>"On the other hand, we have the flashback in DK: this sets the pattern for the whole series, which had flashbacks in almost every episode."

I would agree that the addition of flashbacks is one of the two most important changes between the two incarnations -- perhaps the most important, even more than the recasting. The ability to tell parallel stories, to build depth and resonance with experiences over time, gives an entirely different focus than if the detective plots and present day were the whole scope.

If nothing else, the flashbacks were why I tuned in in the first place. :-) I literally paused channel-flipping on an FK flashback one rainy weekend before I'd ever heard of the show; I wouldn't have stuck around without the costumes and history. I imagine I'm not the only one.

>"Yet, I have to admit that there are differences...in which the earlier NK version does actually have the edge, at least as a stand-alone story. I don't think it would have produced as good a series.."

I agree.
PJ1228pj1228 on August 31st, 2009 07:48 pm (UTC)
Thanks for sharing this thorough comparison.

If I recall it correctly, I think I saw NK before I saw DK, but not before I saw FK. I started watching FK from episode "1966" on in 1994, when it first aired in Germany. In 1995, the second season was aired and I got my first glimpses on DK through the flashbacks of "Close Call". I think I saw NK after that. And I had to wait another year before the first season was rerun and I could finally see DK.

I guess I'm one of the few (I know only one other person) who prefers DK Alyce over NK Alyce. The reason for this is rooted in the scene when NK Alyce begins eating her ice cream over those precious old books. I know this sounds ridiculous, but something in me always recoils when I see that scene. I wouldn't want her anywhere near my books.

However, I like her inquisitiveness when she confronts Nick after he leaves the Raven, while DK Alyce merely follows him.

Also, I like the music very much, especially the songs by Yello ("Desire", which is played in the Raven and "The Rhythm Devine" played at the end).

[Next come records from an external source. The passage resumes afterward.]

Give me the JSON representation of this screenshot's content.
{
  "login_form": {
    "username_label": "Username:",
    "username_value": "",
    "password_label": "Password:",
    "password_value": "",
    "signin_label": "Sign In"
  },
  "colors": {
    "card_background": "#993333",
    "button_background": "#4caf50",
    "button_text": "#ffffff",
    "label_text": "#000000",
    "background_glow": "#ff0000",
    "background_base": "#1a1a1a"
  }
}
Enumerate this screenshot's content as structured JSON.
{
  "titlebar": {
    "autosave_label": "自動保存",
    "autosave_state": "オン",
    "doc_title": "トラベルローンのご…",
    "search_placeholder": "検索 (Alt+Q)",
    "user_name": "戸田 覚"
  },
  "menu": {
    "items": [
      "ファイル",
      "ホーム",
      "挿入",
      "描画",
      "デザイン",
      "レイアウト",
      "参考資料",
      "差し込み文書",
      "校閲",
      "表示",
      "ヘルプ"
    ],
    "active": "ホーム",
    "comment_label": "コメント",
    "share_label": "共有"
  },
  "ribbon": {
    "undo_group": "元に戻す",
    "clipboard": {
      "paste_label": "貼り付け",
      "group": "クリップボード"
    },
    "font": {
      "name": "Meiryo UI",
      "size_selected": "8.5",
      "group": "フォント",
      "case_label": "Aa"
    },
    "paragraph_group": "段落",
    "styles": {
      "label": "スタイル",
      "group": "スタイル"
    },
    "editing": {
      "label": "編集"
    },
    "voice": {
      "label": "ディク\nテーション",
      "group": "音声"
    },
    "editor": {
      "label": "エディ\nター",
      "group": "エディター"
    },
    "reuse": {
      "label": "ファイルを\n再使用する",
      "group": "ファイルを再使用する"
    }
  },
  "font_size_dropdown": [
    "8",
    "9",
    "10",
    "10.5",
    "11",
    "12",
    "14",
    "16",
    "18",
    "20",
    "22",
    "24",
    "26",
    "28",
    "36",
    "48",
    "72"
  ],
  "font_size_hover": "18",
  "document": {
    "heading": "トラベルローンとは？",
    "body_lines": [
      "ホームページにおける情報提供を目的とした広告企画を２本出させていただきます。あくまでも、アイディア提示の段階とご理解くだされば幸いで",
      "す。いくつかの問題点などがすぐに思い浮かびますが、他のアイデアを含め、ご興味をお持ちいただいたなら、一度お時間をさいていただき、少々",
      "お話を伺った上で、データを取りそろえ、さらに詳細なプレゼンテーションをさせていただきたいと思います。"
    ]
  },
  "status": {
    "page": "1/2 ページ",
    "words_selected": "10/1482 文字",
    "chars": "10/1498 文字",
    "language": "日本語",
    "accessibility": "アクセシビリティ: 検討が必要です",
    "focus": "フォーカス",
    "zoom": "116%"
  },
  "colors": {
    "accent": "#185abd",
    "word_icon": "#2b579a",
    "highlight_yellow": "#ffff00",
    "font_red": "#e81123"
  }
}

Something else I recall disliking in NK after watching it the first time were the flying sequences (the ones where the camera flies, not when Nick is seen flying). They were a bit weird and made my stomach turn. The flying sequences from FK, although containing less special effects, appear to me more real in terms of the actual speed that vampires travel with.
Amy R.: Lacroixbrightknightie on September 7th, 2009 11:21 pm (UTC)
>"The reason for this is rooted in the scene when NK Alyce begins eating her ice cream over those precious old books. I know this sounds ridiculous, but something in me always recoils when I see that scene. I wouldn't want her anywhere near my books."

That is an excellent point. I thought she was eating only over modern reference books, not original source material. If she is indeed eating while handling precious old books, recoiling is not at all ridiculous! I would recoil as well.

>"ones where the camera flies"

I noticed how the camera kept all but hovering over the museum, and didn't know what to make of that.